State of the art careers advice, regretful students and apprenticeships

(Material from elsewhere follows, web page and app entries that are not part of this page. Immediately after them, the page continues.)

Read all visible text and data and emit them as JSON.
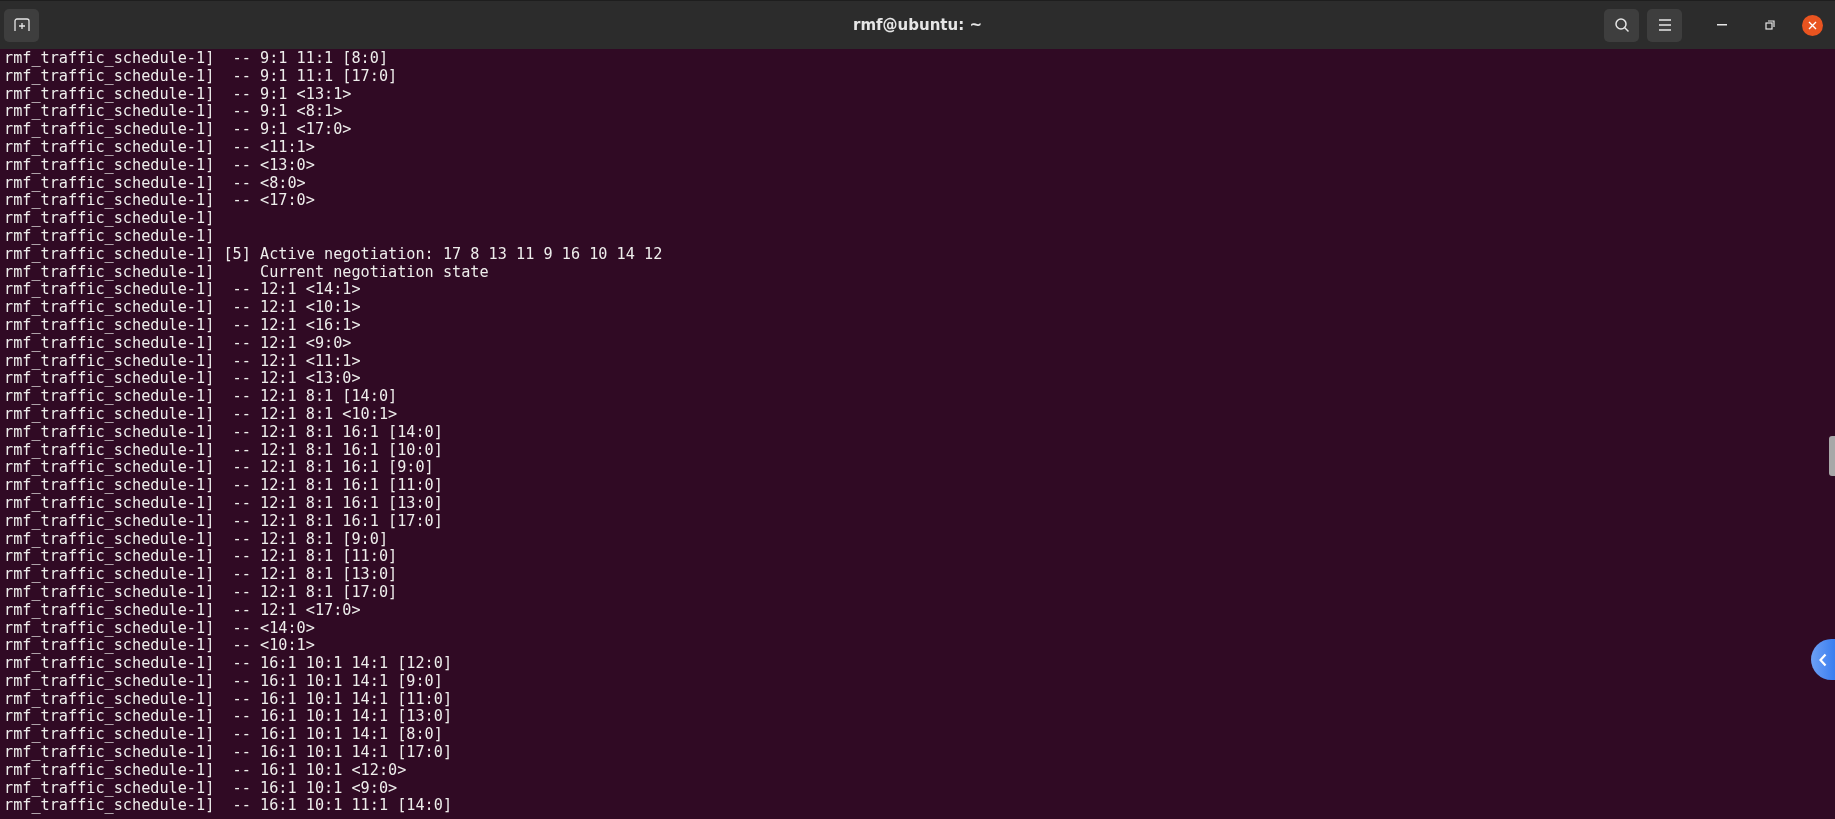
{
  "window": {
    "title": "rmf@ubuntu: ~"
  },
  "terminal": {
    "lines": [
      "rmf_traffic_schedule-1]  -- 9:1 11:1 [8:0]",
      "rmf_traffic_schedule-1]  -- 9:1 11:1 [17:0]",
      "rmf_traffic_schedule-1]  -- 9:1 <13:1>",
      "rmf_traffic_schedule-1]  -- 9:1 <8:1>",
      "rmf_traffic_schedule-1]  -- 9:1 <17:0>",
      "rmf_traffic_schedule-1]  -- <11:1>",
      "rmf_traffic_schedule-1]  -- <13:0>",
      "rmf_traffic_schedule-1]  -- <8:0>",
      "rmf_traffic_schedule-1]  -- <17:0>",
      "rmf_traffic_schedule-1]",
      "rmf_traffic_schedule-1]",
      "rmf_traffic_schedule-1] [5] Active negotiation: 17 8 13 11 9 16 10 14 12",
      "rmf_traffic_schedule-1]     Current negotiation state",
      "rmf_traffic_schedule-1]  -- 12:1 <14:1>",
      "rmf_traffic_schedule-1]  -- 12:1 <10:1>",
      "rmf_traffic_schedule-1]  -- 12:1 <16:1>",
      "rmf_traffic_schedule-1]  -- 12:1 <9:0>",
      "rmf_traffic_schedule-1]  -- 12:1 <11:1>",
      "rmf_traffic_schedule-1]  -- 12:1 <13:0>",
      "rmf_traffic_schedule-1]  -- 12:1 8:1 [14:0]",
      "rmf_traffic_schedule-1]  -- 12:1 8:1 <10:1>",
      "rmf_traffic_schedule-1]  -- 12:1 8:1 16:1 [14:0]",
      "rmf_traffic_schedule-1]  -- 12:1 8:1 16:1 [10:0]",
      "rmf_traffic_schedule-1]  -- 12:1 8:1 16:1 [9:0]",
      "rmf_traffic_schedule-1]  -- 12:1 8:1 16:1 [11:0]",
      "rmf_traffic_schedule-1]  -- 12:1 8:1 16:1 [13:0]",
      "rmf_traffic_schedule-1]  -- 12:1 8:1 16:1 [17:0]",
      "rmf_traffic_schedule-1]  -- 12:1 8:1 [9:0]",
      "rmf_traffic_schedule-1]  -- 12:1 8:1 [11:0]",
      "rmf_traffic_schedule-1]  -- 12:1 8:1 [13:0]",
      "rmf_traffic_schedule-1]  -- 12:1 8:1 [17:0]",
      "rmf_traffic_schedule-1]  -- 12:1 <17:0>",
      "rmf_traffic_schedule-1]  -- <14:0>",
      "rmf_traffic_schedule-1]  -- <10:1>",
      "rmf_traffic_schedule-1]  -- 16:1 10:1 14:1 [12:0]",
      "rmf_traffic_schedule-1]  -- 16:1 10:1 14:1 [9:0]",
      "rmf_traffic_schedule-1]  -- 16:1 10:1 14:1 [11:0]",
      "rmf_traffic_schedule-1]  -- 16:1 10:1 14:1 [13:0]",
      "rmf_traffic_schedule-1]  -- 16:1 10:1 14:1 [8:0]",
      "rmf_traffic_schedule-1]  -- 16:1 10:1 14:1 [17:0]",
      "rmf_traffic_schedule-1]  -- 16:1 10:1 <12:0>",
      "rmf_traffic_schedule-1]  -- 16:1 10:1 <9:0>",
      "rmf_traffic_schedule-1]  -- 16:1 10:1 11:1 [14:0]"
    ]
  }
}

After the seemingly never-ending criticism of the quality of careers advice available to young people in the press, it’s very refreshing to hear Robert Halfon, the Minister of State for Apprenticeships and Skills, hail the “state of the art” careers advice that colleges deliver. It’s worth quoting him further, “Whichever colleges I have visited the careers advice there has been state of the art. I cannot think of one college I have been to where the careers advice has not been excellent”. At our Linking London IAG Practitioner, we have been discussing the possibility of producing a publication to showcase good IAG practice delivered by our partner colleges, and this will form an agenda item at the next meeting on the 27th of February. Here at Linking London, we know the fantastic work that college careers advisers in the partnership are engaged in and we regularly provide a forum at meetings for our partners to showcase their work with learners. To date, several potential themes have been identified. These include using destinations data to inform the college IAG offer, using labour market intelligence effectively, supporting the development of employability skills and working innovatively with partner universities to support career choices and develop academic skills. The College Careers Adviser strikes back or the Return of the College Adviser are working titles I’ve come up with for the proposed report, but I’m sure we will have some other slightly more sensible suggestions from attendees on the 27th.

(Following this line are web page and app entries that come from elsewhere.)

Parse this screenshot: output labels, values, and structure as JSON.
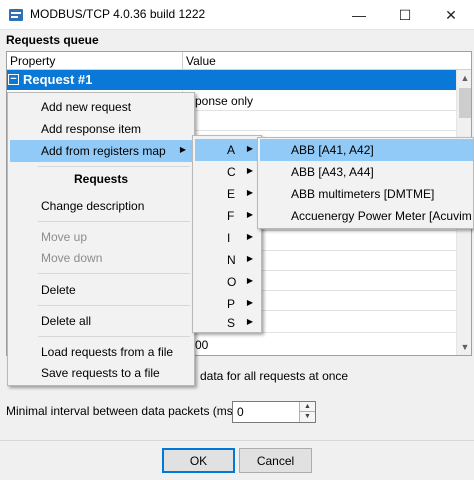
{
  "window": {
    "title": "MODBUS/TCP 4.0.36 build 1222",
    "minimize_glyph": "—",
    "maximize_glyph": "☐",
    "close_glyph": "✕"
  },
  "queue": {
    "label": "Requests queue",
    "col_property": "Property",
    "col_value": "Value",
    "request_title": "Request #1",
    "expander_glyph": "−",
    "cell_response": "ponse only",
    "cell_zero_tail": "00"
  },
  "scroll": {
    "up_glyph": "▲",
    "down_glyph": "▼"
  },
  "options": {
    "checkbox_label_tail": "data for all requests at once",
    "interval_label": "Minimal interval between data packets (ms)",
    "interval_value": "0",
    "spin_up_glyph": "▲",
    "spin_down_glyph": "▼"
  },
  "buttons": {
    "ok": "OK",
    "cancel": "Cancel"
  },
  "context_menu": {
    "items": [
      {
        "label": "Add new request"
      },
      {
        "label": "Add response item"
      },
      {
        "label": "Add from registers map",
        "arrow": "▶"
      },
      {
        "label": "Requests"
      },
      {
        "label": "Change description"
      },
      {
        "label": "Move up"
      },
      {
        "label": "Move down"
      },
      {
        "label": "Delete"
      },
      {
        "label": "Delete all"
      },
      {
        "label": "Load requests from a file"
      },
      {
        "label": "Save requests to a file"
      }
    ]
  },
  "letters_menu": {
    "arrow": "▶",
    "items": [
      "A",
      "C",
      "E",
      "F",
      "I",
      "N",
      "O",
      "P",
      "S"
    ]
  },
  "abb_menu": {
    "items": [
      "ABB [A41, A42]",
      "ABB [A43, A44]",
      "ABB multimeters [DMTME]",
      "Accuenergy Power Meter [Acuvim L"
    ]
  },
  "colors": {
    "selection": "#0a78d7",
    "menu_highlight": "#91c9f7",
    "disabled_text": "#8d8d8d"
  }
}
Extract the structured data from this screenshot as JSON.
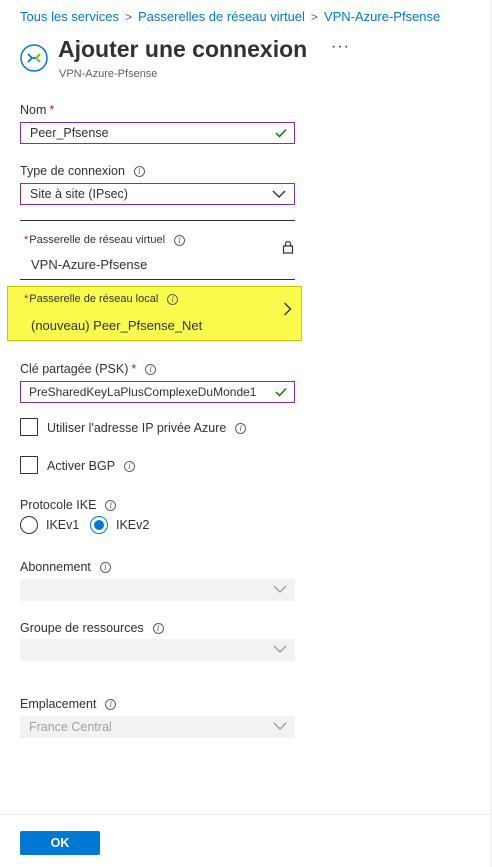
{
  "breadcrumb": {
    "items": [
      "Tous les services",
      "Passerelles de réseau virtuel",
      "VPN-Azure-Pfsense"
    ],
    "separator": ">"
  },
  "header": {
    "title": "Ajouter une connexion",
    "subtitle": "VPN-Azure-Pfsense",
    "more": "···"
  },
  "form": {
    "name": {
      "label": "Nom",
      "required": "*",
      "value": "Peer_Pfsense"
    },
    "connection_type": {
      "label": "Type de connexion",
      "value": "Site à site (IPsec)"
    },
    "vnet_gateway": {
      "required": "*",
      "label": "Passerelle de réseau virtuel",
      "value": "VPN-Azure-Pfsense"
    },
    "local_gateway": {
      "required": "*",
      "label": "Passerelle de réseau local",
      "value": "(nouveau) Peer_Pfsense_Net"
    },
    "psk": {
      "label": "Clé partagée (PSK)",
      "required": "*",
      "value": "PreSharedKeyLaPlusComplexeDuMonde1"
    },
    "private_ip": {
      "label": "Utiliser l'adresse IP privée Azure",
      "checked": false
    },
    "bgp": {
      "label": "Activer BGP",
      "checked": false
    },
    "ike": {
      "label": "Protocole IKE",
      "options": [
        "IKEv1",
        "IKEv2"
      ],
      "selected": "IKEv2"
    },
    "subscription": {
      "label": "Abonnement",
      "value": ""
    },
    "resource_group": {
      "label": "Groupe de ressources",
      "value": ""
    },
    "location": {
      "label": "Emplacement",
      "value": "France Central"
    }
  },
  "footer": {
    "ok_label": "OK"
  },
  "colors": {
    "accent": "#0078d4",
    "focus_border": "#8a2da5",
    "highlight": "#fbfb4e",
    "valid_check": "#107c10",
    "required": "#a4262c"
  }
}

On a related matter, according to a survey conducted by the Student Room that they have recently published a survey on their website, a significant number of students regret their choice of university and or degree. Of the 1805 students surveyed, 18% regretted their choice of degree, with the majority citing a lack of initial research as the main cause of their disappointment. Whilst it’s fair to say that the responsibility lies with the student to put the time and effort in in the first place. One practical way of trying to address this issue is to identify former college students (ideally from the same course), who have progressed on to HE, to come back to talk to current students about the importance of making an informed choice and putting the time in to do your research. Hearing it from the horse’s mouth as it were, from my experience, seems to make a bigger impression on students than any number of generic ‘why go to HE’ talks. As part of our new HEFCE funded NCOP, Linking London will look to work with former college students as part of the offer to participating colleges. For those of you interested in reviewing theories and practice regarding how we help young people to make career enhancing decisions, Anthony Barnes has written an interesting article on the CEGNET website. I particularly like the quote he highlighted, “We cannot guarantee that students will make wise decisions but we can at least help them to make decisions wisely”.

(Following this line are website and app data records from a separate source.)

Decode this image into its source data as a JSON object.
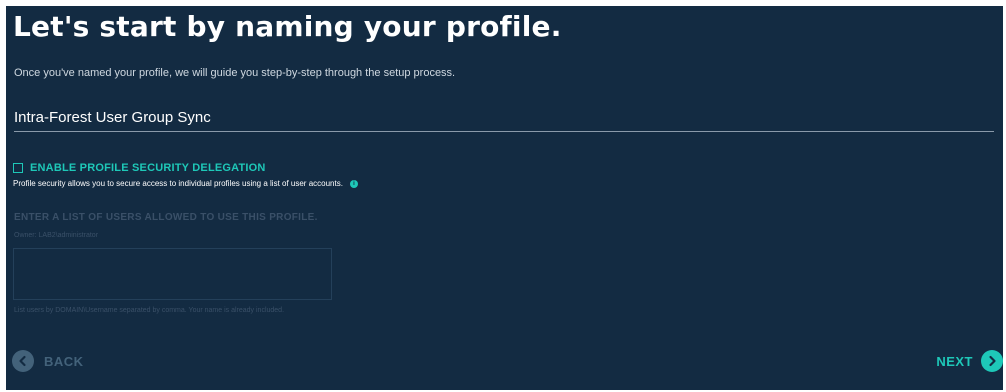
{
  "header": {
    "title": "Let's start by naming your profile.",
    "subtitle": "Once you've named your profile, we will guide you step-by-step through the setup process."
  },
  "profile_name": {
    "value": "Intra-Forest User Group Sync"
  },
  "security_delegation": {
    "checkbox_label": "ENABLE PROFILE SECURITY DELEGATION",
    "checked": false,
    "description": "Profile security allows you to secure access to individual profiles using a list of user accounts.",
    "info_icon": "info-icon"
  },
  "allowed_users": {
    "heading": "ENTER A LIST OF USERS ALLOWED TO USE THIS PROFILE.",
    "owner": "Owner: LAB2\\administrator",
    "value": "",
    "hint": "List users by DOMAIN\\Username separated by comma. Your name is already included."
  },
  "navigation": {
    "back_label": "BACK",
    "back_icon": "chevron-left-icon",
    "next_label": "NEXT",
    "next_icon": "chevron-right-icon"
  },
  "colors": {
    "background": "#132b42",
    "accent": "#1ec8b8",
    "text": "#ffffff",
    "disabled": "#3a5068"
  }
}
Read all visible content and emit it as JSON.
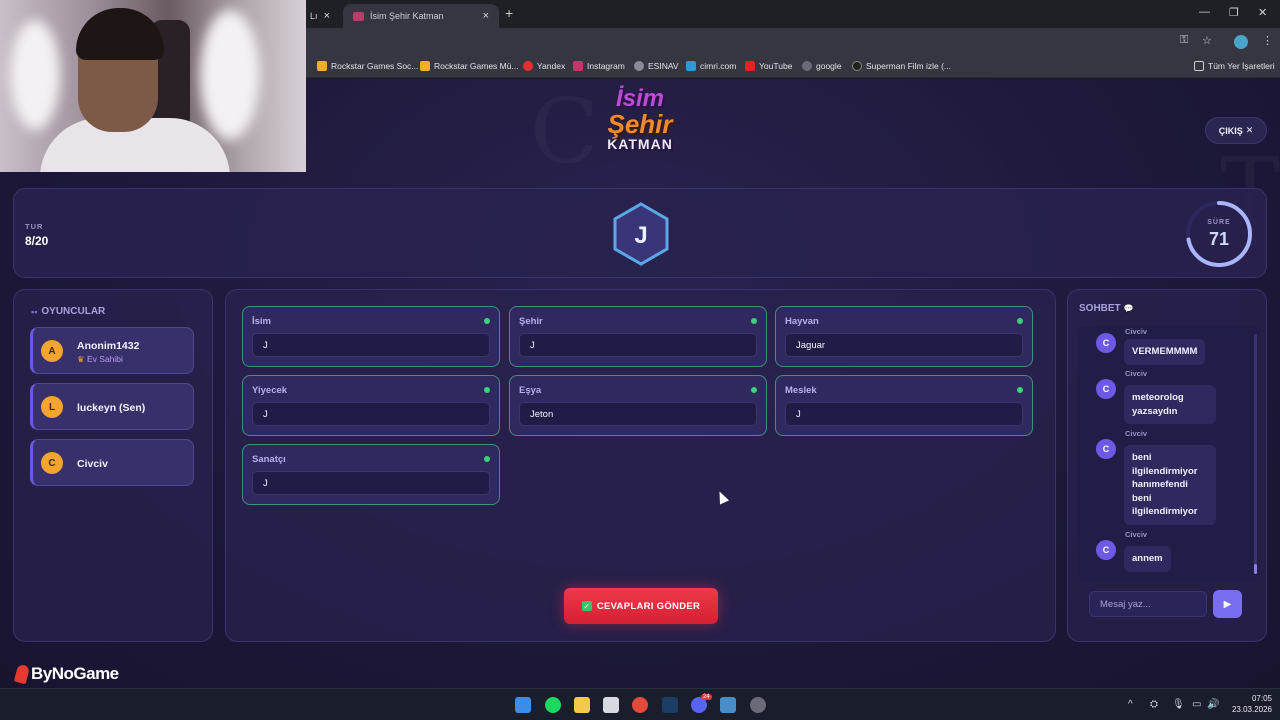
{
  "browser": {
    "tabs": [
      {
        "label": "Lı"
      },
      {
        "label": "İsim Şehir Katman"
      }
    ],
    "new_tab": "+",
    "bookmarks": [
      {
        "label": "Rockstar Games Soc...",
        "color": "#f0b020"
      },
      {
        "label": "Rockstar Games Mü...",
        "color": "#f0b020"
      },
      {
        "label": "Yandex",
        "color": "#e83030"
      },
      {
        "label": "Instagram",
        "color": "#d0306a"
      },
      {
        "label": "ESINAV",
        "color": "#8a8a96"
      },
      {
        "label": "cimri.com",
        "color": "#2a9ad8"
      },
      {
        "label": "YouTube",
        "color": "#e82020"
      },
      {
        "label": "google",
        "color": "#6a6a76"
      },
      {
        "label": "Superman Film izle (...",
        "color": "#202020"
      }
    ],
    "all_bookmarks": "Tüm Yer İşaretleri"
  },
  "game": {
    "logo": {
      "line1": "İsim",
      "line2": "Şehir",
      "line3": "KATMAN"
    },
    "exit_label": "ÇIKIŞ",
    "round_label": "TUR",
    "round_value": "8/20",
    "letter": "J",
    "timer_label": "SÜRE",
    "timer_value": "71",
    "timer_fraction": 0.72,
    "players_title": "OYUNCULAR",
    "players": [
      {
        "initial": "A",
        "name": "Anonim1432",
        "role": "Ev Sahibi",
        "color": "#f3a530"
      },
      {
        "initial": "L",
        "name": "luckeyn (Sen)",
        "role": "",
        "color": "#f3a530"
      },
      {
        "initial": "C",
        "name": "Civciv",
        "role": "",
        "color": "#f3a530"
      }
    ],
    "fields": [
      {
        "label": "İsim",
        "value": "J"
      },
      {
        "label": "Şehir",
        "value": "J"
      },
      {
        "label": "Hayvan",
        "value": "Jaguar"
      },
      {
        "label": "Yiyecek",
        "value": "J"
      },
      {
        "label": "Eşya",
        "value": "Jeton"
      },
      {
        "label": "Meslek",
        "value": "J"
      },
      {
        "label": "Sanatçı",
        "value": "J"
      }
    ],
    "submit_label": "CEVAPLARI GÖNDER",
    "chat_title": "SOHBET",
    "chat_messages": [
      {
        "initial": "C",
        "user": "Civciv",
        "text": "VERMEMMMM"
      },
      {
        "initial": "C",
        "user": "Civciv",
        "text": "meteorolog yazsaydın"
      },
      {
        "initial": "C",
        "user": "Civciv",
        "text": "beni ilgilendirmiyor hanımefendi beni ilgilendirmiyor"
      },
      {
        "initial": "C",
        "user": "Civciv",
        "text": "annem"
      }
    ],
    "chat_placeholder": "Mesaj yaz..."
  },
  "watermark": "ByNoGame",
  "taskbar": {
    "time": "07:05",
    "date": "23.03.2026",
    "discord_badge": "24"
  }
}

As ever there has been a steady stream of apprenticeship articles and announcements. Robert Halfon has announced that the Department for Education (DfE) is setting the public sector a target of recruiting 200,000 more apprentices by 2020. This follows on from Jeremy Hunt’s announcement that up to a 1000 Nursing Degree Apprenticeship (DA) starts are expected this September. It’s not clear at present how many of these DA nurses will already be in employment, for example, as health care assistants, and how many vacancies will be advertised externally which our college learners can apply to. At two of our recent qualification practitioner group meetings, I have presented on higher and degree apprenticeships, with a focus on the current picture for London in terms of actual vacancies. Using the gov.uk find an apprenticeship vacancy search tool we found a grand total of 35 higher level apprenticeship vacancies currently being advertised in Greater London. Nine of these are Degree apprenticeship vacancies. Sam Murphy, our Graduate intern, has compiled a summary of these vacancies, including information on apprenticeship type, company, role, entry requirements, duration and qualifications obtained. If you would like a copy please visit the Linking London Partners' Area under qualifications – apprenticeships.